Horner syndrome is a rare disorder that occurs when certain nerves that travel from your brain to your eyes and face are damaged. Horner syndrome isn’t a disease itself, but is usually a sign of another medical problem, such as a stroke, tumor or spinal cord injury. Accordingly, there is no real treatment of the syndrome, but the underlying cause and resulting symptoms can be treated. One of the most common symptoms – droopy eyelids (ptosis) – can be treated by Dr. Mehryar (Ray) Taban through surgery.
Horner syndrome usually affects only one side of your face. Typical symptoms of Horner syndrome include:
· Ptosis – drooping of the upper eyelid
· Upside-down ptosis – elevation of the lower lid

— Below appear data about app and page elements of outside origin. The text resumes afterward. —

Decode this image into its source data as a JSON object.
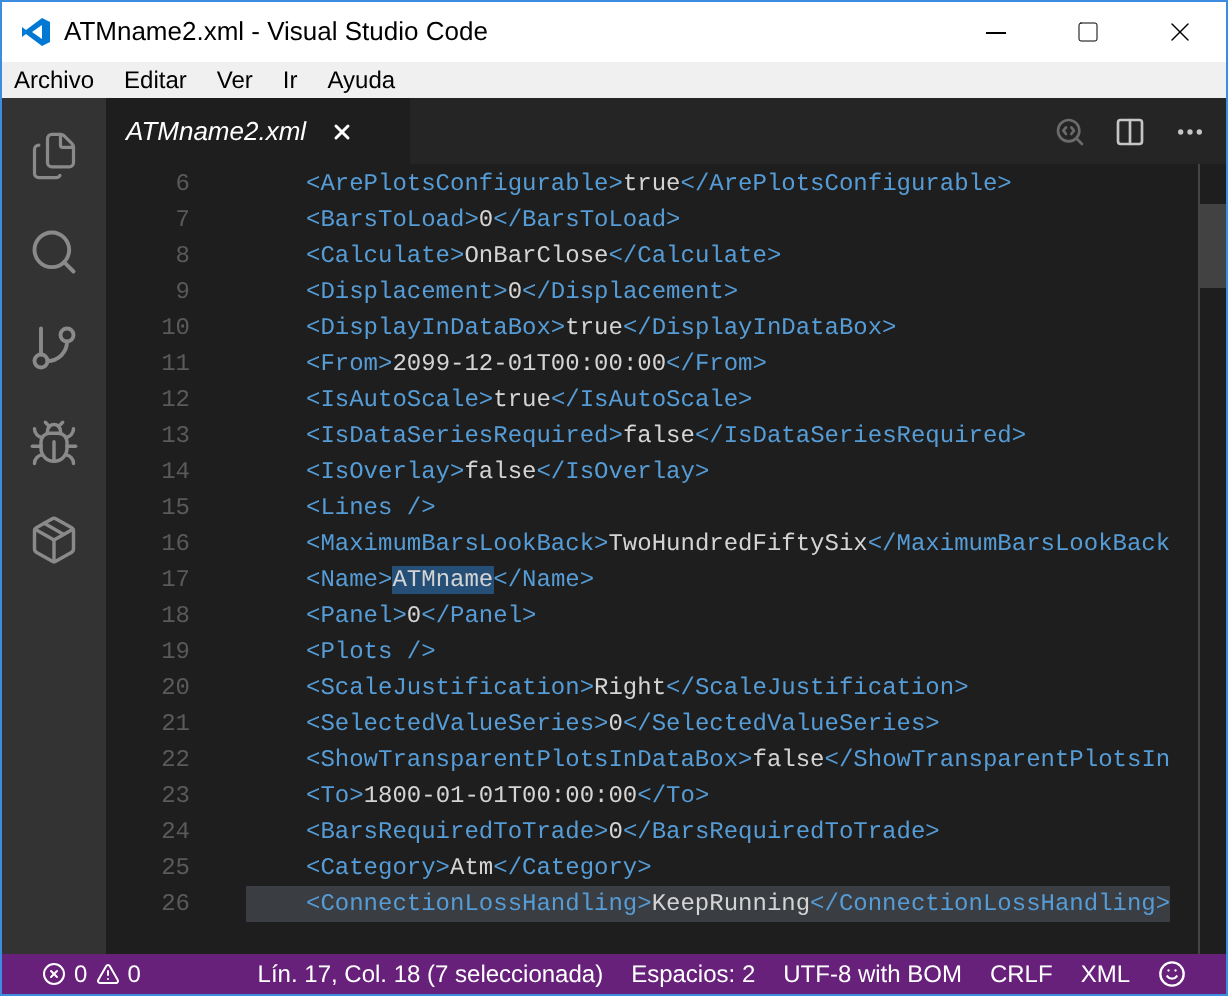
{
  "window": {
    "title": "ATMname2.xml - Visual Studio Code"
  },
  "menu": [
    "Archivo",
    "Editar",
    "Ver",
    "Ir",
    "Ayuda"
  ],
  "tabs": [
    {
      "label": "ATMname2.xml",
      "selected": true
    }
  ],
  "lines": [
    {
      "number": "6",
      "tag": "<ArePlotsConfigurable>",
      "value": "true",
      "close": "</ArePlotsConfigurable>"
    },
    {
      "number": "7",
      "tag": "<BarsToLoad>",
      "value": "0",
      "close": "</BarsToLoad>"
    },
    {
      "number": "8",
      "tag": "<Calculate>",
      "value": "OnBarClose",
      "close": "</Calculate>"
    },
    {
      "number": "9",
      "tag": "<Displacement>",
      "value": "0",
      "close": "</Displacement>"
    },
    {
      "number": "10",
      "tag": "<DisplayInDataBox>",
      "value": "true",
      "close": "</DisplayInDataBox>"
    },
    {
      "number": "11",
      "tag": "<From>",
      "value": "2099-12-01T00:00:00",
      "close": "</From>"
    },
    {
      "number": "12",
      "tag": "<IsAutoScale>",
      "value": "true",
      "close": "</IsAutoScale>"
    },
    {
      "number": "13",
      "tag": "<IsDataSeriesRequired>",
      "value": "false",
      "close": "</IsDataSeriesRequired>"
    },
    {
      "number": "14",
      "tag": "<IsOverlay>",
      "value": "false",
      "close": "</IsOverlay>"
    },
    {
      "number": "15",
      "tag": "<Lines />"
    },
    {
      "number": "16",
      "tag": "<MaximumBarsLookBack>",
      "value": "TwoHundredFiftySix",
      "close": "</MaximumBarsLookBack"
    },
    {
      "number": "17",
      "tag": "<Name>",
      "value": "ATMname",
      "close": "</Name>",
      "selected": true
    },
    {
      "number": "18",
      "tag": "<Panel>",
      "value": "0",
      "close": "</Panel>"
    },
    {
      "number": "19",
      "tag": "<Plots />"
    },
    {
      "number": "20",
      "tag": "<ScaleJustification>",
      "value": "Right",
      "close": "</ScaleJustification>"
    },
    {
      "number": "21",
      "tag": "<SelectedValueSeries>",
      "value": "0",
      "close": "</SelectedValueSeries>"
    },
    {
      "number": "22",
      "tag": "<ShowTransparentPlotsInDataBox>",
      "value": "false",
      "close": "</ShowTransparentPlotsIn"
    },
    {
      "number": "23",
      "tag": "<To>",
      "value": "1800-01-01T00:00:00",
      "close": "</To>"
    },
    {
      "number": "24",
      "tag": "<BarsRequiredToTrade>",
      "value": "0",
      "close": "</BarsRequiredToTrade>"
    },
    {
      "number": "25",
      "tag": "<Category>",
      "value": "Atm",
      "close": "</Category>"
    },
    {
      "number": "26",
      "tag": "<ConnectionLossHandling>",
      "value": "KeepRunning",
      "close": "</ConnectionLossHandling>",
      "highlighted": true
    }
  ],
  "status_bar": {
    "errors": "0",
    "warnings": "0",
    "position": "Lín. 17, Col. 18 (7 seleccionada)",
    "indent": "Espacios: 2",
    "encoding": "UTF-8 with BOM",
    "eol": "CRLF",
    "language": "XML"
  }
}
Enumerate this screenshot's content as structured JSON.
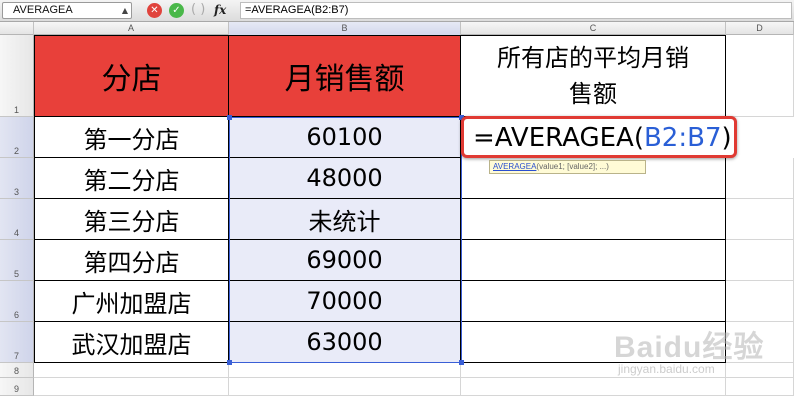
{
  "formula_bar": {
    "name_box": "AVERAGEA",
    "fx_label": "fx",
    "formula": "=AVERAGEA(B2:B7)"
  },
  "columns": [
    "A",
    "B",
    "C",
    "D"
  ],
  "rows": [
    "1",
    "2",
    "3",
    "4",
    "5",
    "6",
    "7",
    "8",
    "9"
  ],
  "header": {
    "a1": "分店",
    "b1": "月销售额",
    "c1": "所有店的平均月销售额"
  },
  "table": [
    {
      "store": "第一分店",
      "sales": "60100"
    },
    {
      "store": "第二分店",
      "sales": "48000"
    },
    {
      "store": "第三分店",
      "sales": "未统计"
    },
    {
      "store": "第四分店",
      "sales": "69000"
    },
    {
      "store": "广州加盟店",
      "sales": "70000"
    },
    {
      "store": "武汉加盟店",
      "sales": "63000"
    }
  ],
  "editing": {
    "prefix": "=AVERAGEA(",
    "range": "B2:B7",
    "suffix": ")"
  },
  "tooltip": {
    "function": "AVERAGEA",
    "args": "(value1; [value2]; ...)"
  },
  "watermark": {
    "brand": "Baidu经验",
    "url": "jingyan.baidu.com"
  },
  "colors": {
    "header_fill": "#e8403a",
    "selection_fill": "#e9ebf8",
    "highlight_border": "#e03a33",
    "reference_blue": "#2a5fd6"
  }
}
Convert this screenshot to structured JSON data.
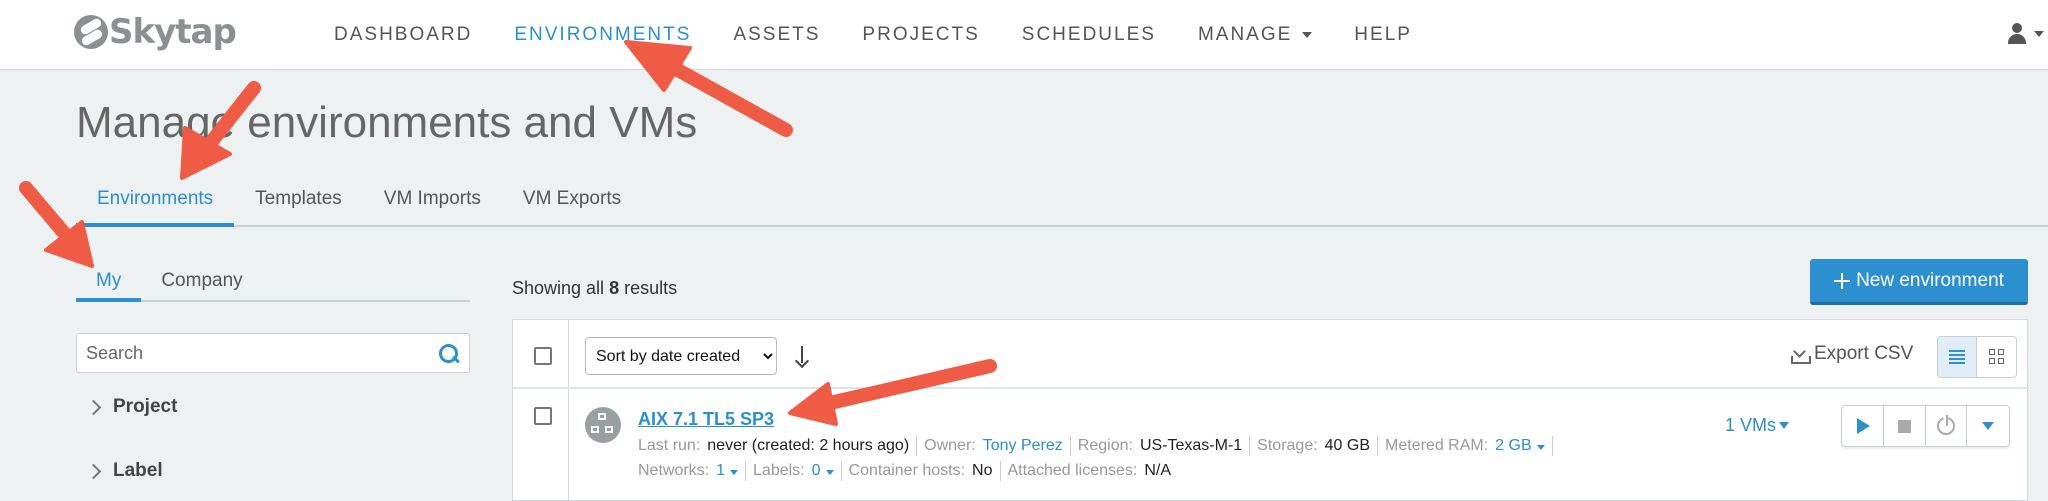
{
  "brand": {
    "name": "Skytap"
  },
  "nav": {
    "items": [
      {
        "label": "DASHBOARD"
      },
      {
        "label": "ENVIRONMENTS"
      },
      {
        "label": "ASSETS"
      },
      {
        "label": "PROJECTS"
      },
      {
        "label": "SCHEDULES"
      },
      {
        "label": "MANAGE"
      },
      {
        "label": "HELP"
      }
    ],
    "active": "ENVIRONMENTS"
  },
  "page": {
    "title": "Manage environments and VMs"
  },
  "main_tabs": [
    {
      "label": "Environments"
    },
    {
      "label": "Templates"
    },
    {
      "label": "VM Imports"
    },
    {
      "label": "VM Exports"
    }
  ],
  "sub_tabs": [
    {
      "label": "My"
    },
    {
      "label": "Company"
    }
  ],
  "sidebar": {
    "search_placeholder": "Search",
    "facets": [
      {
        "label": "Project"
      },
      {
        "label": "Label"
      }
    ]
  },
  "results": {
    "prefix": "Showing all",
    "count": "8",
    "suffix": "results"
  },
  "toolbar": {
    "new_environment_label": "New environment",
    "sort_options": [
      "Sort by date created"
    ],
    "export_label": "Export CSV"
  },
  "environment": {
    "name": "AIX 7.1 TL5 SP3",
    "last_run_label": "Last run:",
    "last_run_value": "never (created: 2 hours ago)",
    "owner_label": "Owner:",
    "owner_value": "Tony Perez",
    "region_label": "Region:",
    "region_value": "US-Texas-M-1",
    "storage_label": "Storage:",
    "storage_value": "40 GB",
    "ram_label": "Metered RAM:",
    "ram_value": "2 GB",
    "networks_label": "Networks:",
    "networks_value": "1",
    "labels_label": "Labels:",
    "labels_value": "0",
    "container_label": "Container hosts:",
    "container_value": "No",
    "licenses_label": "Attached licenses:",
    "licenses_value": "N/A",
    "vm_count": "1 VMs"
  },
  "colors": {
    "accent": "#2b8fd0",
    "annotation_arrow": "#ef5b45",
    "page_background": "#eef1f2"
  }
}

· Decreased pupil size
· Anhidrosis – decreased sweating on the affected side of the face
· Redness of conjunctiva of the eye
· Enophthalmos – an impression that the eye is sunk in

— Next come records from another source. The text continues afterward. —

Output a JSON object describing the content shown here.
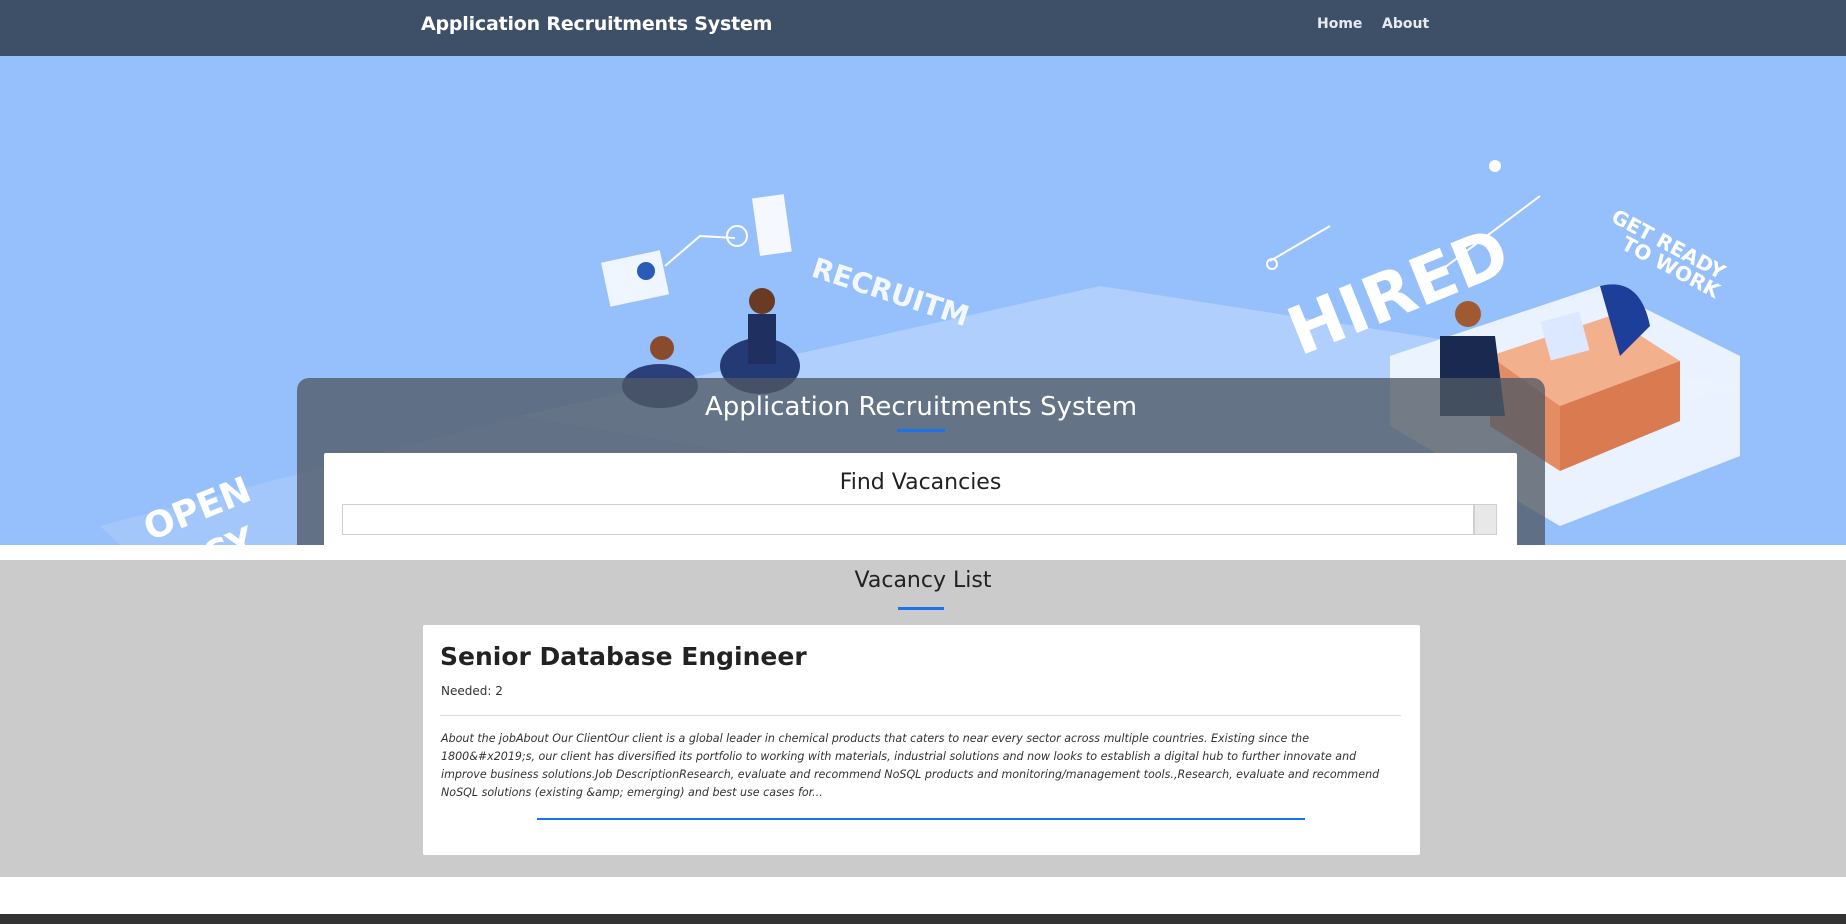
{
  "navbar": {
    "brand": "Application Recruitments System",
    "links": [
      {
        "label": "Home"
      },
      {
        "label": "About"
      }
    ]
  },
  "hero": {
    "title": "Application Recruitments System",
    "illustration_text": {
      "hired": "HIRED",
      "get_ready": "GET READY",
      "to_work": "TO WORK",
      "open": "OPEN",
      "vacancy": "ANCY",
      "recruit": "RECRUITM"
    },
    "search": {
      "title": "Find Vacancies",
      "value": "",
      "placeholder": ""
    }
  },
  "vacancies": {
    "title": "Vacancy List",
    "items": [
      {
        "title": "Senior Database Engineer",
        "needed_label": "Needed:",
        "needed": "2",
        "description": "About the jobAbout Our ClientOur client is a global leader in chemical products that caters to near every sector across multiple countries. Existing since the 1800&#x2019;s, our client has diversified its portfolio to working with materials, industrial solutions and now looks to establish a digital hub to further innovate and improve business solutions.Job DescriptionResearch, evaluate and recommend NoSQL products and monitoring/management tools.,Research, evaluate and recommend NoSQL solutions (existing &amp; emerging) and best use cases for..."
      }
    ]
  },
  "colors": {
    "navbar": "#3e5068",
    "hero_background": "#95c0fb",
    "accent": "#1a73e8",
    "section_background": "#cbcbcb"
  }
}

Eyelid ptosis occurs when the levator muscle weakens or stretches. The resulting droopy eyelid may cause a reduction in the patient’s vision if the eyelid obstructs the pupil in any way. Ptosis patients may have trouble keeping their eyelids open as the condition worsens. They may arch their eyebrows habitually, or even need to lift their eyelids with their fingers in order to see. Children suffering from ptosis can develop lazy eye or a developmental delay as a result of the limited vision.
Dr. Taban has several methods for correcting ptosis caused by Horner syndrome. Ptosis surgery is the primary way to fix droopy eyelids so that they no longer obstruct the patient’s eyesight. The goal of ptosis surgery is to elevate the eyelid to permit a full field of vision and to achieve symmetry with the opposite upper eyelid. This eyelid surgery involves tightening the levator muscle to achieve an eyelid lift.

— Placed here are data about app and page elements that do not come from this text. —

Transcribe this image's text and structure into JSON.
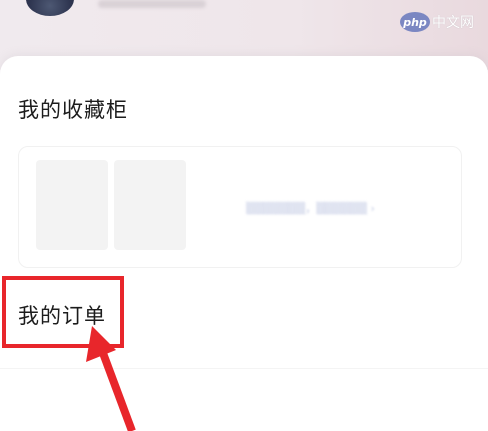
{
  "header": {
    "watermark_logo": "php",
    "watermark_text": "中文网"
  },
  "collection": {
    "title": "我的收藏柜"
  },
  "orders": {
    "title": "我的订单"
  },
  "colors": {
    "highlight": "#e8262b",
    "accent_arrow": "#e8262b"
  }
}
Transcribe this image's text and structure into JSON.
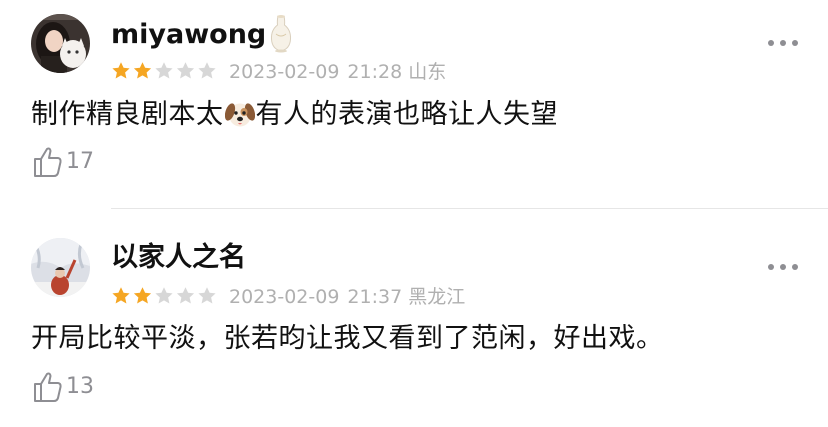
{
  "colors": {
    "star_filled": "#f5a623",
    "star_empty": "#d7d7d7",
    "meta_text": "#b0b0b0",
    "like_text": "#8e8e93",
    "divider": "#e6e6e6"
  },
  "comments": [
    {
      "username": "miyawong",
      "badge_icon": "vase-badge-icon",
      "rating": {
        "filled": 2,
        "total": 5
      },
      "date": "2023-02-09",
      "time": "21:28",
      "location": "山东",
      "text_before_emoji": "制作精良剧本太",
      "emoji": "dog-face-emoji",
      "text_after_emoji": "有人的表演也略让人失望",
      "likes": "17"
    },
    {
      "username": "以家人之名",
      "rating": {
        "filled": 2,
        "total": 5
      },
      "date": "2023-02-09",
      "time": "21:37",
      "location": "黑龙江",
      "text": "开局比较平淡，张若昀让我又看到了范闲，好出戏。",
      "likes": "13"
    }
  ]
}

Under the treatment of Dr. Taban, ptosis surgery can be performed through a posterior eyelid approach (mullerectomy), resulting in scar-less surgery with excellent eyelid contour. Dr. Taban also specializes in correcting severe cases of ptosis, in which a frontalis “sling” operation is needed to enable forehead muscles to elevate the eyelids.
In mild cases of ptosis, Dr. Taban can also perform surgery on the muscle on the inside of the lid. Revisional ptosis surgery is also possible and Dr. Taban uses a special technique (called full-thickness eyelid resection) in patients who have had unsatisfactory results from previous ptosis surgery.
Dr. Mehryar (Ray) Taban is a board certified oculoplastic surgeon, who specializes in cosmetic and reconstructive procedures of the eye, and has expertise in ptosis surgery caused by Horner syndrome. If you suffer from Horner syndrome and have ptosis as a result, contact Dr. Taban at one of his two offices in Beverly Hills and Santa Barbara to discuss your treatment options.